Late last year, I noticed a posting on the swissinfo page by a Richard Simpson who was looking for his late wife’s great grandfather, Antone Russi. Antone had lived in El Dorado County, California, and had partnered with the Forni family in the dairy business. Family lore said Antone was born in Airolo in November 1845. That certainly made sense, since Forni a well known name from Airolo. Perhaps, Russi and Forni came to California together and bought a dairy.
At the time I wondered if this Richard Simpson was an old friend of mine, Dick Simpson, who worked for many years in California government. And I ran into Dick at function a few weeks later, and sure enough it was. So I promised to help search for Antone.
The first thing I did was run the Russi name through some Ticino-Swiss name books I have, but it did not show up. In fact, all the data indicated that this name came from Canton Uri above the San Gottardo Pass, not from Airolo, below the Pass. So I ordered the microfilm for the parish of Airolo that is available here in America through the Family History Centers of the Mormon Church. Perhaps the family had moved to Airolo. But the parish records showed no Russi family. The telephone directory for Ticino did show a few people around Bellinzona with the Russi name, and so I asked my good friend and fellow Ticino researcher, Dr. Mauro Baranzini, to contact them, and see if any of them knew of an Antone Russi born about 1845.
Mauro got back to me that the Russi families living in Ticino today came originally from Canton Uri, mostly around Andermatt, but no one knew of any Antone born in 1845. Mauro also went to the cantonal archive and looked for the family, but again nothing.
So I knew I had to look in Canton Uri, but here came a problem. I am an American, and like most Americans I get along in one language, English. I can do research on Latin church records and Italian civil records, but records in Canton Uri will be in German. But I found out that the records for Canton Uri include a very detailed “Stammbuch” listing the genealogy of the cantonal families since the 1600s, and that I could obtain a copy of these records on microfilm through the Mormon Church.
And so last week the records showed up, sure enough in German, and even worse, handwritten in the old German script. Although I do not know six words in German, I found that the records were quite clear. The dates were easy to read, each family has a unique number; each child has a unique letter of the alphabet, and there is easy to follow cross referencing. The families are listed in order of marriages, that again made the “Stammbuch” easy to follow. I looked for a marriage around 1844 and sure enough, there he was: “Jos. Anton Russi,” born 21 November 1845 to Karl Anton Russi and Karolina Christen, in Andermatt. Further research made it clear this was the right person.

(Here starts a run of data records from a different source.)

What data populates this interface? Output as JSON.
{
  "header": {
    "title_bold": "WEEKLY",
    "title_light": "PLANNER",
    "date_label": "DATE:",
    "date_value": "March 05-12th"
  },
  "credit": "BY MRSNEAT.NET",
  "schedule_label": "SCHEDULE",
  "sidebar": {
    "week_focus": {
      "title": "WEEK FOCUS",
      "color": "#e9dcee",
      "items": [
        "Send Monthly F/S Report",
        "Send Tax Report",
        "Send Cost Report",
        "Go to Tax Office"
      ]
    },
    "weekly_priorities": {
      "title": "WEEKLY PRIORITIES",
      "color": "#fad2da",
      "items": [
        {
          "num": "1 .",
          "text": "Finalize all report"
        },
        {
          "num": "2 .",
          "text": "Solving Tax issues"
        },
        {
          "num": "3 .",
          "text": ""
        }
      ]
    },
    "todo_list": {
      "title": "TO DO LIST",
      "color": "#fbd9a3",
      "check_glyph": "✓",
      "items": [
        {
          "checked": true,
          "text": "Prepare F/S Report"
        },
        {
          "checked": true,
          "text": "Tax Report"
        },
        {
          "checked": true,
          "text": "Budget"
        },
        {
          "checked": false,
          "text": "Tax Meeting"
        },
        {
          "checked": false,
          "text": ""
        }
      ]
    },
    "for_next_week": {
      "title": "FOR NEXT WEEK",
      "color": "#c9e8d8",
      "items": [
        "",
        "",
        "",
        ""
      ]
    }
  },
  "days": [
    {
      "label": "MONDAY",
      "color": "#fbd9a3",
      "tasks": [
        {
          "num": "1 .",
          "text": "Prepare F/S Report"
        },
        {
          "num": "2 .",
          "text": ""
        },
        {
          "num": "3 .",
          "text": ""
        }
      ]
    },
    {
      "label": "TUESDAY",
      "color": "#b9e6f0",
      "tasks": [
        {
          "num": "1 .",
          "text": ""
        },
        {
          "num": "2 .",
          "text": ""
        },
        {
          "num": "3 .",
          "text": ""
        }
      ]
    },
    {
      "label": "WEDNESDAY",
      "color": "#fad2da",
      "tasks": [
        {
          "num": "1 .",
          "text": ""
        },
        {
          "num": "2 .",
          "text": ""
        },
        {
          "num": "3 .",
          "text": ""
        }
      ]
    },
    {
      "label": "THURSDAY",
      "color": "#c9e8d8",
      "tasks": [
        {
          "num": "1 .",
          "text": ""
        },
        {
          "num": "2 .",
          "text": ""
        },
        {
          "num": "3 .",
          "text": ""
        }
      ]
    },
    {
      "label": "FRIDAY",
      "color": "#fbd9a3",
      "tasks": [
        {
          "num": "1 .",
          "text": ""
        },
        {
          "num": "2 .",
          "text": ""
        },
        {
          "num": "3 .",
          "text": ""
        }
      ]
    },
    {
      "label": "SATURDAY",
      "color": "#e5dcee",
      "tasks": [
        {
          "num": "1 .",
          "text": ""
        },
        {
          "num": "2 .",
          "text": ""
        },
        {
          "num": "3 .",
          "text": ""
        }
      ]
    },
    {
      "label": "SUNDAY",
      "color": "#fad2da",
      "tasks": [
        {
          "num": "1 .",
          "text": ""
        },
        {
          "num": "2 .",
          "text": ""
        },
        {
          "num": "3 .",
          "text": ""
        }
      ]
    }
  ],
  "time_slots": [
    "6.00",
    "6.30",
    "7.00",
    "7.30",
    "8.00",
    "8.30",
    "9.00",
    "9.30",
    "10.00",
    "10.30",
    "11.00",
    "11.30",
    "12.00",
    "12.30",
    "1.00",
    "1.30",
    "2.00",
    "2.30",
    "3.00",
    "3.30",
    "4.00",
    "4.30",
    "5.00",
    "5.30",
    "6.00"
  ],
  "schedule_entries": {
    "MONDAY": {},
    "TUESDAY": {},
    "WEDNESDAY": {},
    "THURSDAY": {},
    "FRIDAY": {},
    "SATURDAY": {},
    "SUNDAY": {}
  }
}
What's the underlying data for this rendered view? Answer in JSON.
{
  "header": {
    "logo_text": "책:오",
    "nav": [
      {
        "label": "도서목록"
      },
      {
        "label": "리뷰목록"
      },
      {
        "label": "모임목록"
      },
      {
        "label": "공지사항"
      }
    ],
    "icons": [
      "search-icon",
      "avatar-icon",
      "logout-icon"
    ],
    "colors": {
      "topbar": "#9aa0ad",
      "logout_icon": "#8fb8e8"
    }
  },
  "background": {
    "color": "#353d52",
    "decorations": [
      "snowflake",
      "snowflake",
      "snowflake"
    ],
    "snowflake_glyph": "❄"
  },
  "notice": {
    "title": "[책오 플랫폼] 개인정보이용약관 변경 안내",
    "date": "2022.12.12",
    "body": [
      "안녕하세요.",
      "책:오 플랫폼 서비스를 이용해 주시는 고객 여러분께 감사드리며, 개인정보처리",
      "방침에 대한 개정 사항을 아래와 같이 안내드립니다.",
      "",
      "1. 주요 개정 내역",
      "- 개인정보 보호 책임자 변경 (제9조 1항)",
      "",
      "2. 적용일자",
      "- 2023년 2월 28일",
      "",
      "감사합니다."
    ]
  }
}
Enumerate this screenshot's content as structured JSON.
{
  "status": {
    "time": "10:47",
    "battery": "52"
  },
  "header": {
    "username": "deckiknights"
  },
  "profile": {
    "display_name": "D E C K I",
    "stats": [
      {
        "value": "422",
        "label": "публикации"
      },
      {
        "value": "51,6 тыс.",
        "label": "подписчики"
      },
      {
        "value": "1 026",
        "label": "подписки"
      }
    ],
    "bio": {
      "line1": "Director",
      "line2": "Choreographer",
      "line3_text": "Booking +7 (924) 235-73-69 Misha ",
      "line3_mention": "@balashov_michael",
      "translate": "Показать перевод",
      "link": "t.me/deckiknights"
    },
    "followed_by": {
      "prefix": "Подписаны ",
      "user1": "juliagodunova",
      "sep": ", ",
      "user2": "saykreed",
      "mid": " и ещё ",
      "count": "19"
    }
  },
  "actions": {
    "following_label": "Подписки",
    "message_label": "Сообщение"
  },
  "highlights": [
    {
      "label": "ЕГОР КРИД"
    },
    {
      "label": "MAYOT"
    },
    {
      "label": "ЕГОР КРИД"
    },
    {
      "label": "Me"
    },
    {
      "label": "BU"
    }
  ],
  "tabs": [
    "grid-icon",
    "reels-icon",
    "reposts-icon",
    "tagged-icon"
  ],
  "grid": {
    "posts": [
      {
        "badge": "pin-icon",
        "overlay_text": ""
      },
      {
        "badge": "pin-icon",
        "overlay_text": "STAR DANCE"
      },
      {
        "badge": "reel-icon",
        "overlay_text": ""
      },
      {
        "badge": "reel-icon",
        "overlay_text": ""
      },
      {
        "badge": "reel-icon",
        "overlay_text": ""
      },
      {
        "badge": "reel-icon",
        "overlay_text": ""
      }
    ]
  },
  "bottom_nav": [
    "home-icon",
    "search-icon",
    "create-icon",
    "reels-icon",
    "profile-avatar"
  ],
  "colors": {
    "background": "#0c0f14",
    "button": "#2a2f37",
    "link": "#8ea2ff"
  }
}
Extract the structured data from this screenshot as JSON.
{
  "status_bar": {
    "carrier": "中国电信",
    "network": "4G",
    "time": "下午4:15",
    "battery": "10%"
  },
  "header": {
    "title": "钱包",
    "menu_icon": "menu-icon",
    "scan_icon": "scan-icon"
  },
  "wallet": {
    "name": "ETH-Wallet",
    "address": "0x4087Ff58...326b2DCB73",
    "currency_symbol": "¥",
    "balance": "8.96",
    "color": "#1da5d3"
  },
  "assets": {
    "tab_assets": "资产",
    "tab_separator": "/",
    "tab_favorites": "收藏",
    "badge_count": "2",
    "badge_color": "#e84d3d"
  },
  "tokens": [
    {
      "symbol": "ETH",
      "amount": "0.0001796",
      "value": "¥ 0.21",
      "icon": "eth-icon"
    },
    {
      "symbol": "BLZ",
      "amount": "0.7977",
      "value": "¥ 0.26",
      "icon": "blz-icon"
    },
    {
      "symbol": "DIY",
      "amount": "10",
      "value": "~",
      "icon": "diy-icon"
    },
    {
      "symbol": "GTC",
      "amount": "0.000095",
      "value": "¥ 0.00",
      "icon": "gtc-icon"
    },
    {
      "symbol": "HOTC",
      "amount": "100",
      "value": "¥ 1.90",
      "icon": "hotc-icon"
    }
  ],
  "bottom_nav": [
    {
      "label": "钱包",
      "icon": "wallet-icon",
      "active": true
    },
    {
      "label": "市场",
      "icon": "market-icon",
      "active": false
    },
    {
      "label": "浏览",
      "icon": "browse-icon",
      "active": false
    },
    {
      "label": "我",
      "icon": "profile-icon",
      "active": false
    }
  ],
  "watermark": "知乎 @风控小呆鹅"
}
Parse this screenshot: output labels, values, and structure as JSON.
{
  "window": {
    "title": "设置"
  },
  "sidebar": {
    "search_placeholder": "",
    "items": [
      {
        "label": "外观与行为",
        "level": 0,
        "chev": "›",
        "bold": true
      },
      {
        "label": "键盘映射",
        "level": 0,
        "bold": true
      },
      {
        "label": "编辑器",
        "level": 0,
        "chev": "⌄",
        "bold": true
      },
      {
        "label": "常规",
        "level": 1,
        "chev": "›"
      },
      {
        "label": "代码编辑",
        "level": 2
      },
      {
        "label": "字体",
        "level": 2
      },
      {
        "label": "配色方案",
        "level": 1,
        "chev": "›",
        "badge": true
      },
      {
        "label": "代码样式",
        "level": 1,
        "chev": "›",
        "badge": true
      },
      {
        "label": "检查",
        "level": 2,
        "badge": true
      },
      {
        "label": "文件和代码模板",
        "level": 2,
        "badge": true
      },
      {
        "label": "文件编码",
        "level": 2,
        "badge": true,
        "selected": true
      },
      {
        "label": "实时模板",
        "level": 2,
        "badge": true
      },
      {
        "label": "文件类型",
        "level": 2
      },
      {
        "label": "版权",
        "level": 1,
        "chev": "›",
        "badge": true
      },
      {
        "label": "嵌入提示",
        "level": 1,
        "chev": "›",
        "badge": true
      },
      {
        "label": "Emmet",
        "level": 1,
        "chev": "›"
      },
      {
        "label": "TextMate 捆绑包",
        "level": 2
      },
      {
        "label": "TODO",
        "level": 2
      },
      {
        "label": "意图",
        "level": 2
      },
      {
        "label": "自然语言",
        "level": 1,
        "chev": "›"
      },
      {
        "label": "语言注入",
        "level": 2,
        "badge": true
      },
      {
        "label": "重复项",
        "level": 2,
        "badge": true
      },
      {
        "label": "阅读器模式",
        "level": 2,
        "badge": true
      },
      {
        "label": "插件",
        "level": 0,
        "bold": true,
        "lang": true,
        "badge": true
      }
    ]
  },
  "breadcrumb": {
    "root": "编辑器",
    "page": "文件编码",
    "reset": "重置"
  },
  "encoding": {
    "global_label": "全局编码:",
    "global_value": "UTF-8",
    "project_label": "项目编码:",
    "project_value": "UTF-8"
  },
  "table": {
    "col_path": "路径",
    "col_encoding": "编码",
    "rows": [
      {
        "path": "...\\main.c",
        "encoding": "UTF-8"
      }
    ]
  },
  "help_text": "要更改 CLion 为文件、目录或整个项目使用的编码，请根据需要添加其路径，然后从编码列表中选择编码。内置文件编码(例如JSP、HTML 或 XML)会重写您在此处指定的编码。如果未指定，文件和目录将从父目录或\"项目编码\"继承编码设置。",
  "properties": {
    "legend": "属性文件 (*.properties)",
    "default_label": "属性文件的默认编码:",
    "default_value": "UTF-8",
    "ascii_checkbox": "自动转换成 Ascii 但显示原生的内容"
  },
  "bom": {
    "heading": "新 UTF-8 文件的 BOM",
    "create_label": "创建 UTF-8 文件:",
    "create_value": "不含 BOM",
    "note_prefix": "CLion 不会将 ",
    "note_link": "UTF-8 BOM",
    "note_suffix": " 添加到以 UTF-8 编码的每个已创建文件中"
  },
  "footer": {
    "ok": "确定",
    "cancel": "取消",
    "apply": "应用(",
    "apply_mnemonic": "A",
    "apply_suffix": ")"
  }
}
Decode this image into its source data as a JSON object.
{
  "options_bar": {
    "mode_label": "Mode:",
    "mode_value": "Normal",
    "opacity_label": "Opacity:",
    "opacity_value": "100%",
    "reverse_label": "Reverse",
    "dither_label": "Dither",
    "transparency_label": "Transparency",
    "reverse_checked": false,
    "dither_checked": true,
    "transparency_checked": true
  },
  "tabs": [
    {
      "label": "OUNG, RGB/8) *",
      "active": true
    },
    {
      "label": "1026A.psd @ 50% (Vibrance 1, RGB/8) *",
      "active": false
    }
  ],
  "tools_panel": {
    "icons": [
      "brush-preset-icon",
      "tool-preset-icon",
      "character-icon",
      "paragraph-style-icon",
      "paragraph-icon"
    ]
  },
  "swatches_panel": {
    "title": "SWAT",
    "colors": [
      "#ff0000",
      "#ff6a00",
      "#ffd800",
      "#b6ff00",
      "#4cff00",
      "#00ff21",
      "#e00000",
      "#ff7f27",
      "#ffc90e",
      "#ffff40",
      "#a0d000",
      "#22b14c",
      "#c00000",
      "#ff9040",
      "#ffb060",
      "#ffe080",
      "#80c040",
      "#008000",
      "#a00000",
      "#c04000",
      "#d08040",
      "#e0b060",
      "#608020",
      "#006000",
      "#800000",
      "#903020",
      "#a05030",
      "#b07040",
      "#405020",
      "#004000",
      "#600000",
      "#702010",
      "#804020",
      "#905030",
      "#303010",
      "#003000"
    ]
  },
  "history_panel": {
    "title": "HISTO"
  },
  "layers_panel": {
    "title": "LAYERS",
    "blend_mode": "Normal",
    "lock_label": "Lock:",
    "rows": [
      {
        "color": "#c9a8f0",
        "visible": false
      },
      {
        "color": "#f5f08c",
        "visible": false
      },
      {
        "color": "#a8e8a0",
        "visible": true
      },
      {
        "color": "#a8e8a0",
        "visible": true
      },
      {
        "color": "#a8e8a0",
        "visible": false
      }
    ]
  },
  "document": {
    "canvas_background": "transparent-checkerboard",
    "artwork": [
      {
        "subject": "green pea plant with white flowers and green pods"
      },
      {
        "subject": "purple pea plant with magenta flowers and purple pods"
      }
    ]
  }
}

It seems that Antone came first to New York and then to California. He became friends with the Forni family and since they were both Swiss, it was just assumed they were from the same place. But in fact, they were a dozen miles, a mountain range and a canton apart.
Dick Simpson was quite surprised to learn Antone was German Swiss, not Italian Swiss. But I am sure it made little difference to Antone; he was a hard working Swiss dairyman in California. As to where he came from, well, that was a matter that could wait for another century to be found out.